“I was gratified to be able to answer promptly, and I did. I said I didn’t know.”
– Mark Twain (Samuel Clemons)
Funny. But odd once you think about it.
The western world has developed a culture where it’s rare to hear anyone admit “I don’t know.”
“Never let them see you sweat” better fits the tactic advised when faced with a situation we can’t handle. Never admit you don’t know the answer. Never admit you don’t know what to do. Never admit you don’t have the situation under control, that you can’t manage alone.
That’s the rat race. In many situations people don’t know the answers, don’t know what to do, don’t have any idea how to control the factors in play.
They go to war before they know whether their information is accurate. They manipulate financial reports to make their company look good on the stock market. They hire away the best employees the competition has, steal their knowledge and expertise, then express surprise when some steals their own best people away along with their insider knowledge and expertise.
They make mistakes rather than ask others for advice or find consensus. They go for the kill rather than the compromise because dead (or destroyed) enemies seldom cause much problem. When cornered, they lie by diverting attention to someone else to give them time to alter circumstances to make themselves look good (or at least not so bad as someone else).

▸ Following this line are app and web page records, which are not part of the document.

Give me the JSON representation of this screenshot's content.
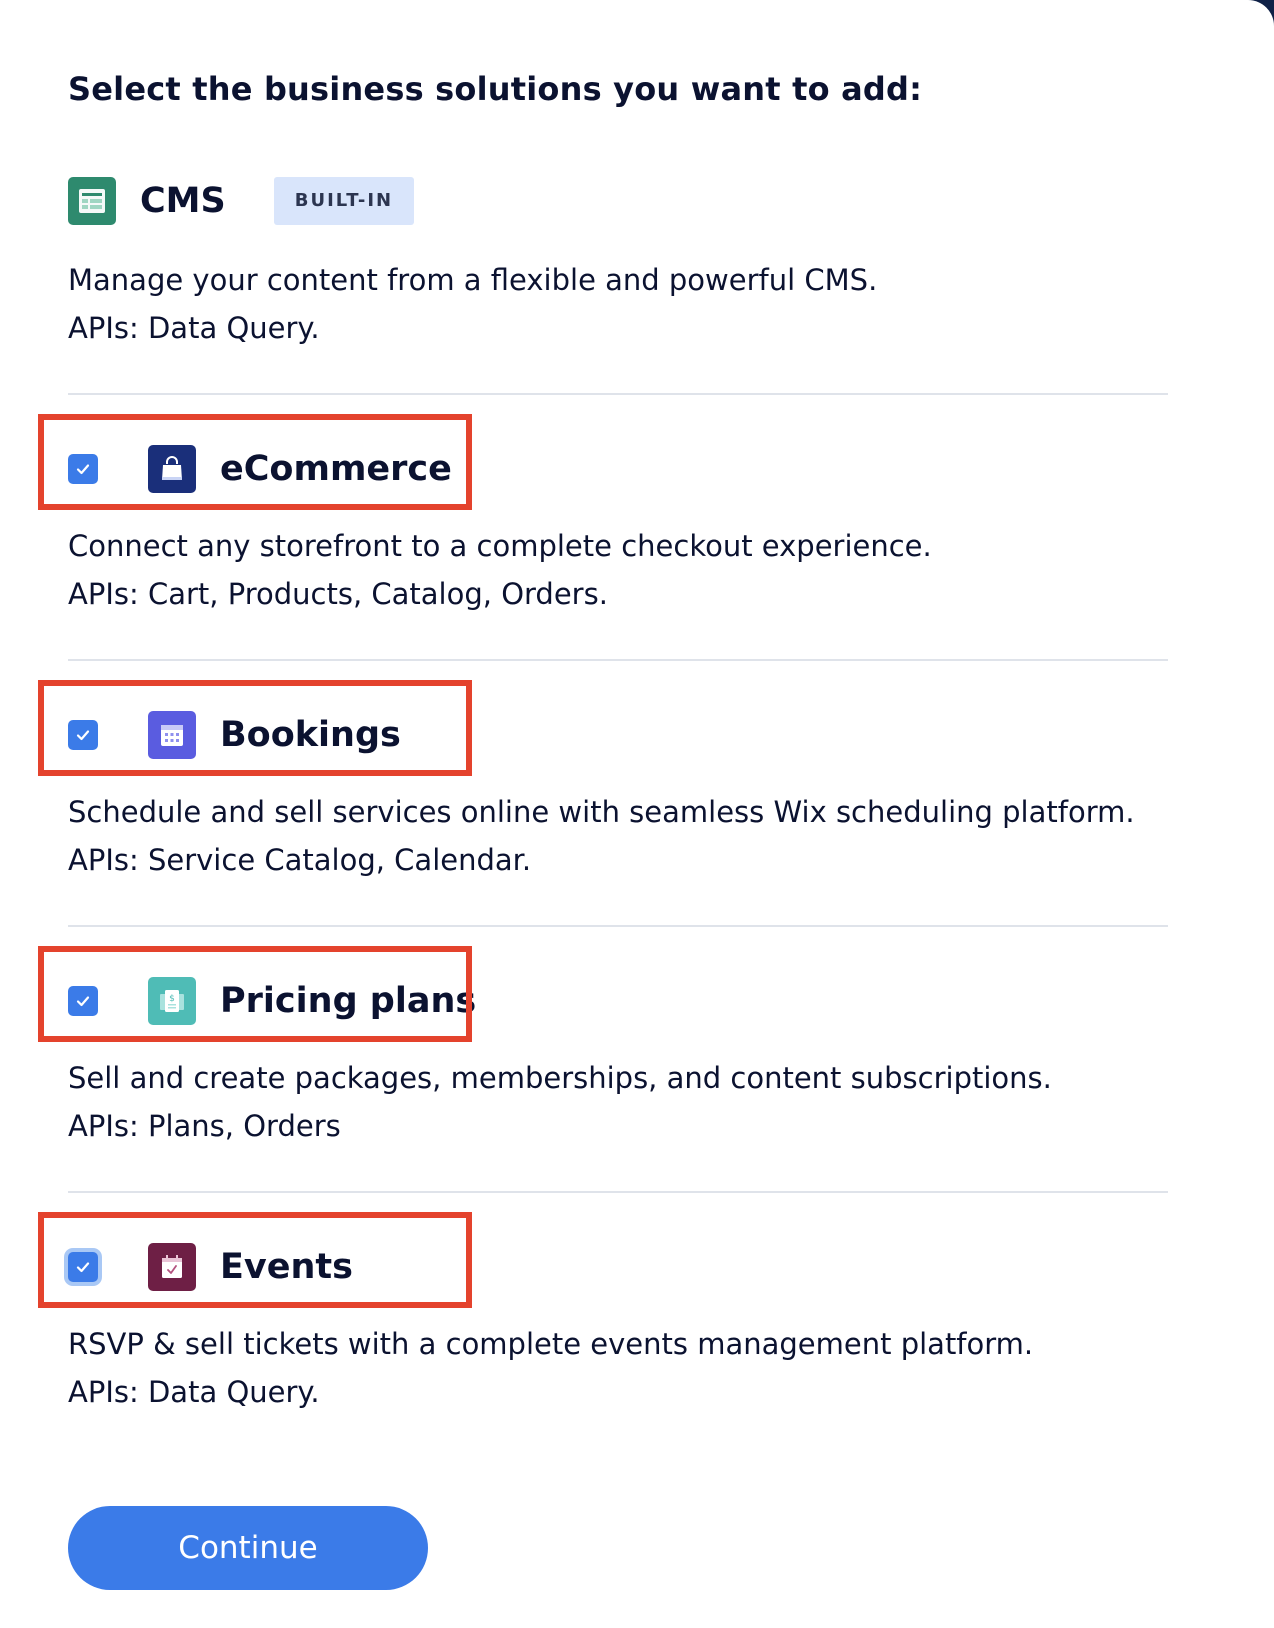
{
  "heading": "Select the business solutions you want to add:",
  "colors": {
    "accent": "#3b7be8",
    "highlight": "#e4432d",
    "badge_bg": "#d9e5fb"
  },
  "cms": {
    "title": "CMS",
    "badge": "BUILT-IN",
    "icon": "cms-table-icon",
    "icon_color": "#2e8a6e",
    "description": "Manage your content from a flexible and powerful CMS.",
    "apis": "APIs: Data Query."
  },
  "solutions": [
    {
      "title": "eCommerce",
      "checked": true,
      "icon": "shopping-bag-icon",
      "icon_color": "#1a2f7a",
      "description": "Connect any storefront to a complete checkout experience.",
      "apis": "APIs: Cart, Products, Catalog, Orders."
    },
    {
      "title": "Bookings",
      "checked": true,
      "icon": "calendar-grid-icon",
      "icon_color": "#5a5ce0",
      "description": "Schedule and sell services online with seamless Wix scheduling platform.",
      "apis": "APIs: Service Catalog, Calendar."
    },
    {
      "title": "Pricing plans",
      "checked": true,
      "icon": "price-tag-icon",
      "icon_color": "#4fbcb6",
      "description": "Sell and create packages, memberships, and content subscriptions.",
      "apis": "APIs: Plans, Orders"
    },
    {
      "title": "Events",
      "checked": true,
      "icon": "calendar-check-icon",
      "icon_color": "#6e1f45",
      "description": "RSVP & sell tickets with a complete events management platform.",
      "apis": "APIs: Data Query."
    }
  ],
  "continue_label": "Continue"
}
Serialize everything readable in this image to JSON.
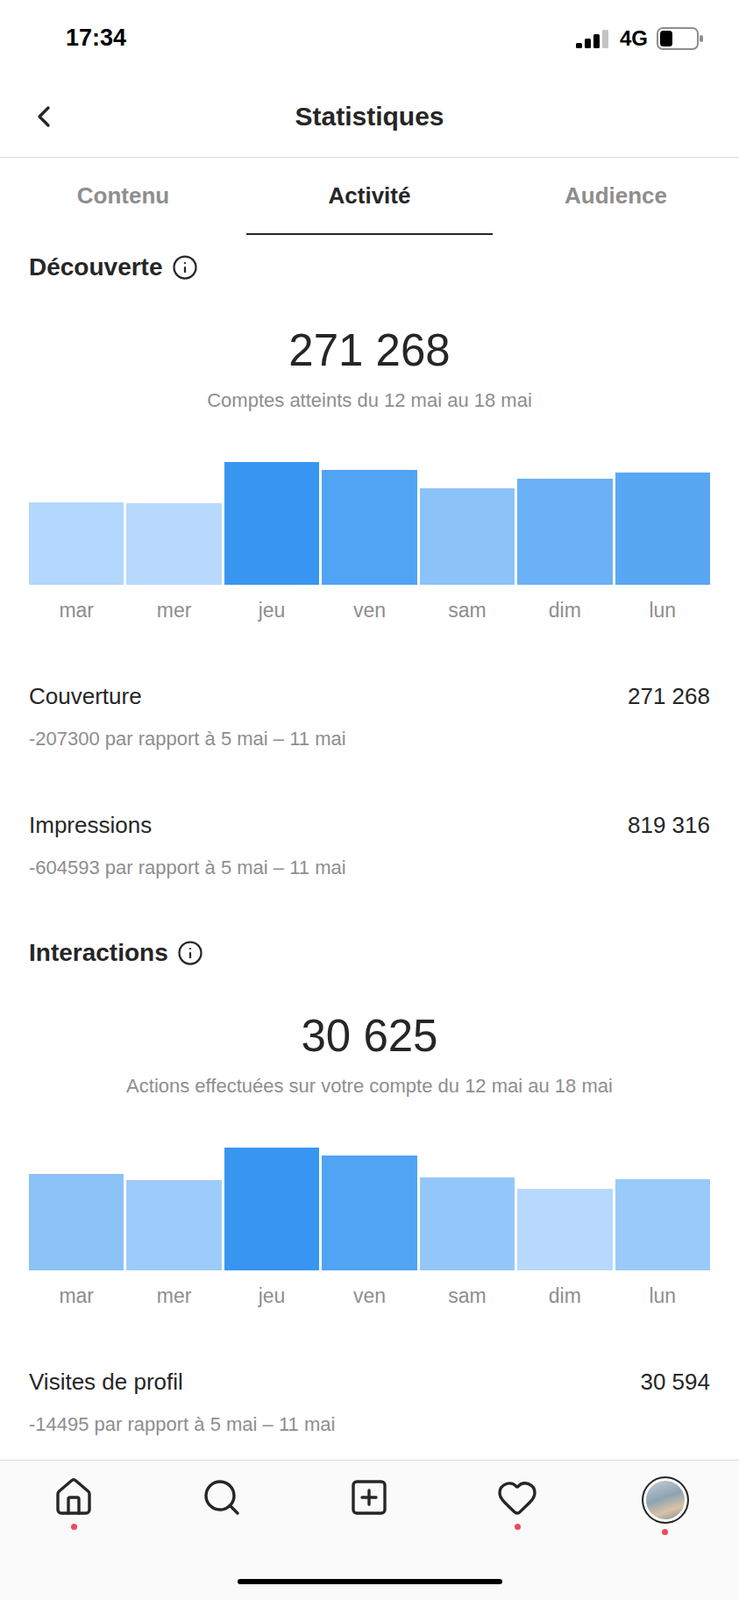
{
  "status_bar": {
    "time": "17:34",
    "network": "4G",
    "signal": 0.75,
    "battery": 0.35
  },
  "header": {
    "title": "Statistiques"
  },
  "tabs": [
    {
      "label": "Contenu",
      "selected": false
    },
    {
      "label": "Activité",
      "selected": true
    },
    {
      "label": "Audience",
      "selected": false
    }
  ],
  "sections": [
    {
      "title": "Découverte",
      "total": "271 268",
      "caption": "Comptes atteints du 12 mai au 18 mai",
      "chart": {
        "days": [
          "mar",
          "mer",
          "jeu",
          "ven",
          "sam",
          "dim",
          "lun"
        ],
        "values": [
          81,
          80,
          120,
          112,
          94,
          104,
          110
        ]
      },
      "metrics": [
        {
          "label": "Couverture",
          "value": "271 268",
          "change": "-207300 par rapport à 5 mai – 11 mai"
        },
        {
          "label": "Impressions",
          "value": "819 316",
          "change": "-604593 par rapport à 5 mai – 11 mai"
        }
      ]
    },
    {
      "title": "Interactions",
      "total": "30 625",
      "caption": "Actions effectuées sur votre compte du 12 mai au 18 mai",
      "chart": {
        "days": [
          "mar",
          "mer",
          "jeu",
          "ven",
          "sam",
          "dim",
          "lun"
        ],
        "values": [
          94,
          88,
          120,
          112,
          91,
          80,
          89
        ]
      },
      "metrics": [
        {
          "label": "Visites de profil",
          "value": "30 594",
          "change": "-14495 par rapport à 5 mai – 11 mai"
        }
      ]
    }
  ],
  "nav": [
    {
      "badge": true
    },
    {
      "badge": false
    },
    {
      "badge": false
    },
    {
      "badge": true
    },
    {
      "badge": true
    }
  ]
}
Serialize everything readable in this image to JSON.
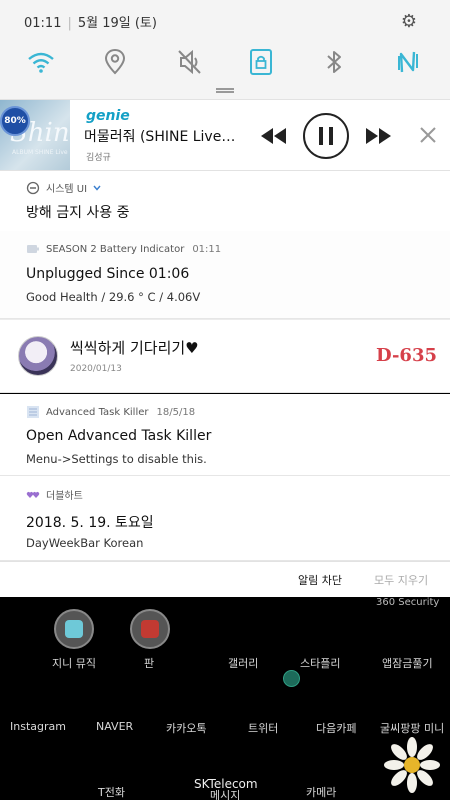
{
  "status": {
    "time": "01:11",
    "date": "5월 19일 (토)"
  },
  "quick_settings": {
    "icons": [
      "wifi-icon",
      "location-icon",
      "sound-mute-icon",
      "screen-lock-icon",
      "bluetooth-icon",
      "nfc-icon"
    ],
    "accent_color": "#3ab6d4"
  },
  "media": {
    "app": "genie",
    "song": "머물러줘 (SHINE Live…",
    "artist": "김성규",
    "album_script": "Shine",
    "album_sub": "ALBUM SHINE Live",
    "badge": "80%"
  },
  "notifications": {
    "system_ui": {
      "app": "시스템 UI",
      "title": "방해 금지 사용 중"
    },
    "battery": {
      "app": "SEASON 2 Battery Indicator",
      "time": "01:11",
      "title": "Unplugged Since 01:06",
      "text": "Good Health / 29.6 ° C / 4.06V"
    },
    "dday": {
      "title": "씩씩하게 기다리기♥",
      "date": "2020/01/13",
      "count": "D-635",
      "count_color": "#d6404a"
    },
    "task_killer": {
      "app": "Advanced Task Killer",
      "time": "18/5/18",
      "title": "Open Advanced Task Killer",
      "text": "Menu->Settings to disable this."
    },
    "doublehart": {
      "app": "더블하트",
      "title": "2018. 5. 19. 토요일",
      "text": "DayWeekBar Korean"
    }
  },
  "actions": {
    "block": "알림 차단",
    "clear_all": "모두 지우기"
  },
  "home": {
    "row1": [
      "지니 뮤직",
      "판",
      "갤러리",
      "스타플리",
      "앱잠금풀기"
    ],
    "top_right": "360 Security",
    "row2": [
      "Instagram",
      "NAVER",
      "카카오톡",
      "트위터",
      "다음카페",
      "굴씨팡팡 미니"
    ],
    "carrier": "SKTelecom",
    "row3": [
      "T전화",
      "메시지",
      "카메라"
    ]
  }
}
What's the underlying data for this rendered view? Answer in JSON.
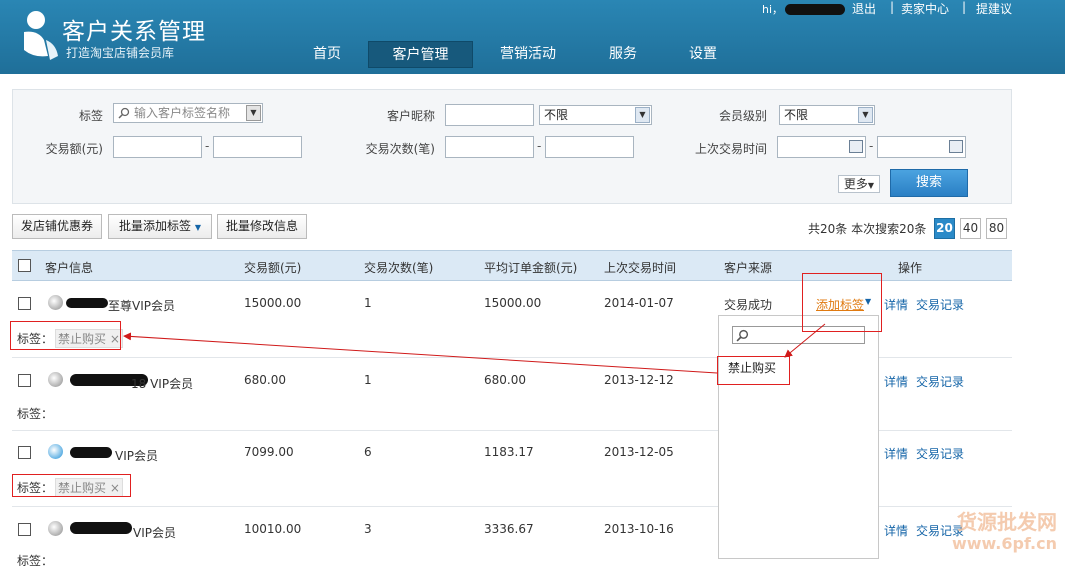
{
  "header": {
    "title": "客户关系管理",
    "subtitle": "打造淘宝店铺会员库",
    "greeting": "hi，",
    "links": [
      "退出",
      "卖家中心",
      "提建议"
    ],
    "nav": [
      "首页",
      "客户管理",
      "营销活动",
      "服务",
      "设置"
    ],
    "active_nav": "客户管理"
  },
  "filters": {
    "tag_label": "标签",
    "tag_placeholder": "输入客户标签名称",
    "nickname_label": "客户昵称",
    "nickname_option": "不限",
    "level_label": "会员级别",
    "level_option": "不限",
    "amount_label": "交易额(元)",
    "count_label": "交易次数(笔)",
    "last_time_label": "上次交易时间",
    "dash": "-",
    "more_label": "更多",
    "search_label": "搜索"
  },
  "toolbar": {
    "send_coupon": "发店铺优惠券",
    "batch_tag": "批量添加标签",
    "batch_edit": "批量修改信息",
    "count_text": "共20条 本次搜索20条",
    "page_sizes": [
      "20",
      "40",
      "80"
    ],
    "active_page_size": "20"
  },
  "table": {
    "columns": [
      "客户信息",
      "交易额(元)",
      "交易次数(笔)",
      "平均订单金额(元)",
      "上次交易时间",
      "客户来源",
      "操作"
    ],
    "rows": [
      {
        "name": "至尊VIP会员",
        "amount": "15000.00",
        "count": "1",
        "avg": "15000.00",
        "last": "2014-01-07",
        "source": "交易成功",
        "tag_label": "标签：",
        "tag": "禁止购买",
        "avatar": "gray"
      },
      {
        "name": "18 VIP会员",
        "amount": "680.00",
        "count": "1",
        "avg": "680.00",
        "last": "2013-12-12",
        "source": "",
        "tag_label": "标签：",
        "tag": "",
        "avatar": "gray"
      },
      {
        "name": "VIP会员",
        "amount": "7099.00",
        "count": "6",
        "avg": "1183.17",
        "last": "2013-12-05",
        "source": "",
        "tag_label": "标签：",
        "tag": "禁止购买",
        "avatar": "blue"
      },
      {
        "name": "VIP会员",
        "amount": "10010.00",
        "count": "3",
        "avg": "3336.67",
        "last": "2013-10-16",
        "source": "",
        "tag_label": "标签：",
        "tag": "",
        "avatar": "gray"
      }
    ],
    "actions": {
      "add_tag": "添加标签",
      "detail": "详情",
      "records": "交易记录"
    },
    "close_mark": "×"
  },
  "dropdown": {
    "item": "禁止购买"
  },
  "watermark": {
    "line1": "货源批发网",
    "line2": "www.6pf.cn"
  },
  "colors": {
    "header": "#2a86b4",
    "accent": "#2a8ac8",
    "annotation": "#e02020",
    "link": "#1565a8"
  }
}
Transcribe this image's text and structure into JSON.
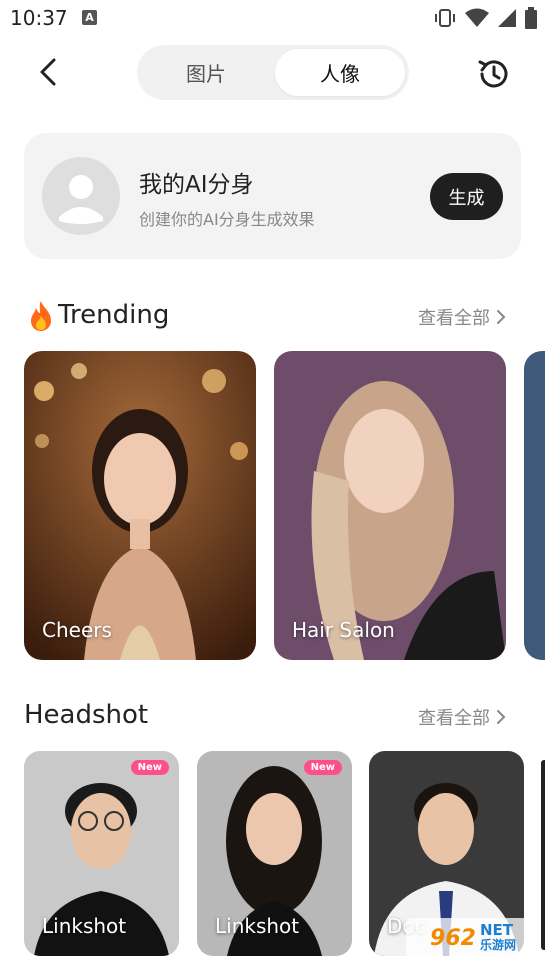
{
  "status_bar": {
    "time": "10:37",
    "notif_icon": "A"
  },
  "nav": {
    "tabs": [
      {
        "label": "图片",
        "active": false
      },
      {
        "label": "人像",
        "active": true
      }
    ]
  },
  "ai_card": {
    "title": "我的AI分身",
    "subtitle": "创建你的AI分身生成效果",
    "button": "生成"
  },
  "trending": {
    "title": "Trending",
    "more": "查看全部",
    "cards": [
      {
        "label": "Cheers"
      },
      {
        "label": "Hair Salon"
      },
      {
        "label": ""
      }
    ]
  },
  "headshot": {
    "title": "Headshot",
    "more": "查看全部",
    "cards": [
      {
        "label": "Linkshot",
        "badge": "New"
      },
      {
        "label": "Linkshot",
        "badge": "New"
      },
      {
        "label": "Doc"
      }
    ]
  },
  "watermark": {
    "num": "962",
    "net": "NET",
    "site": "乐游网"
  },
  "colors": {
    "accent_dark": "#1f1f1f",
    "badge_pink": "#ff4f8b",
    "card_bg": "#f3f3f3"
  }
}
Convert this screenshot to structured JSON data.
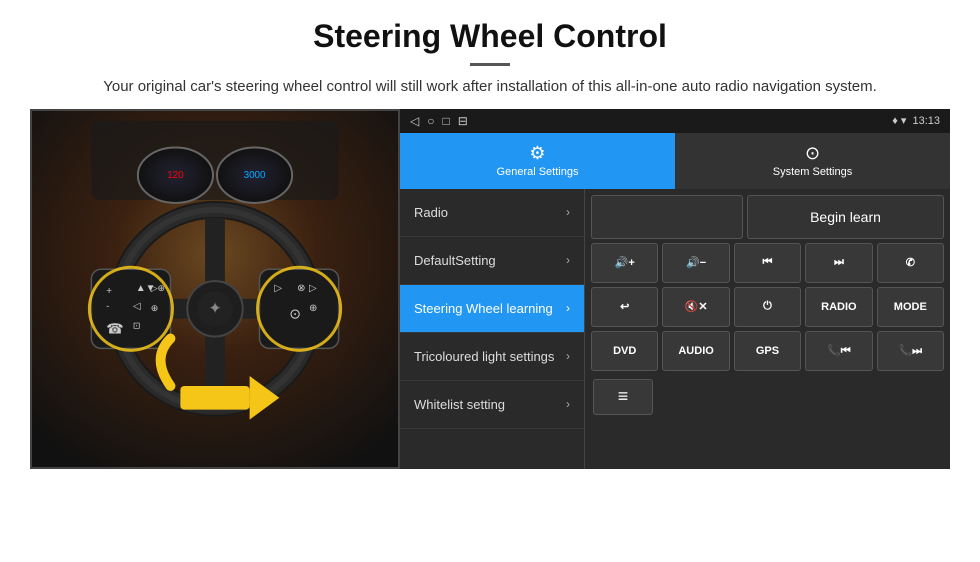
{
  "header": {
    "title": "Steering Wheel Control",
    "subtitle": "Your original car's steering wheel control will still work after installation of this all-in-one auto radio navigation system.",
    "divider": true
  },
  "statusBar": {
    "icons": [
      "◁",
      "○",
      "□",
      "⊟"
    ],
    "rightIcons": "♦ ▾",
    "time": "13:13"
  },
  "tabs": {
    "general": {
      "label": "General Settings",
      "icon": "⚙"
    },
    "system": {
      "label": "System Settings",
      "icon": "⊙"
    }
  },
  "menu": {
    "items": [
      {
        "label": "Radio",
        "active": false
      },
      {
        "label": "DefaultSetting",
        "active": false
      },
      {
        "label": "Steering Wheel learning",
        "active": true
      },
      {
        "label": "Tricoloured light settings",
        "active": false
      },
      {
        "label": "Whitelist setting",
        "active": false
      }
    ]
  },
  "controls": {
    "beginLearn": "Begin learn",
    "row1": [
      {
        "label": "🔊+",
        "type": "vol-up"
      },
      {
        "label": "🔊-",
        "type": "vol-down"
      },
      {
        "label": "⏮",
        "type": "prev"
      },
      {
        "label": "⏭",
        "type": "next"
      },
      {
        "label": "✆",
        "type": "call"
      }
    ],
    "row2": [
      {
        "label": "↩",
        "type": "back"
      },
      {
        "label": "🔇x",
        "type": "mute"
      },
      {
        "label": "⏻",
        "type": "power"
      },
      {
        "label": "RADIO",
        "type": "radio"
      },
      {
        "label": "MODE",
        "type": "mode"
      }
    ],
    "row3": [
      {
        "label": "DVD",
        "type": "dvd"
      },
      {
        "label": "AUDIO",
        "type": "audio"
      },
      {
        "label": "GPS",
        "type": "gps"
      },
      {
        "label": "📞⏮",
        "type": "call-prev"
      },
      {
        "label": "📞⏭",
        "type": "call-next"
      }
    ],
    "whitelistIcon": "≡"
  }
}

With the amount of new information develping each day in the world being more than any genius with a photographic memory could take in, every one of us doesn’t know enough about most subjects. We can only be the best at one or two things and we are bound to be wrong about them once in a while.
Entering a restroom at a major conference centre in Toronto a few years ago, I found a young man dressed in a dapper tan suit, holding his right leg up in the air under an air hand dryer. He was drying the outside of his pants, beside his fly. No doubt he was a good salesman, but there are some things you just can’t hide. His pending heart attack faded away when I looked then turned away from him to do the job I went in for.
Sometimes there is no substitute for honesty.
Ignorance is much harder to disguise than most people think. Lies are much easier to uncover than the liars believe.
What has the winner of the rat race proven? Most lack the respect they desire, the recognition they feel they deserve once their glory days are past. Who wants an old rat?
Turning It Around: Causes and Cures for Today’s Epidemic Social Problems, striving to keep it real and above the table so that we can all lead healthier lives.
Learn more at http://billallin.com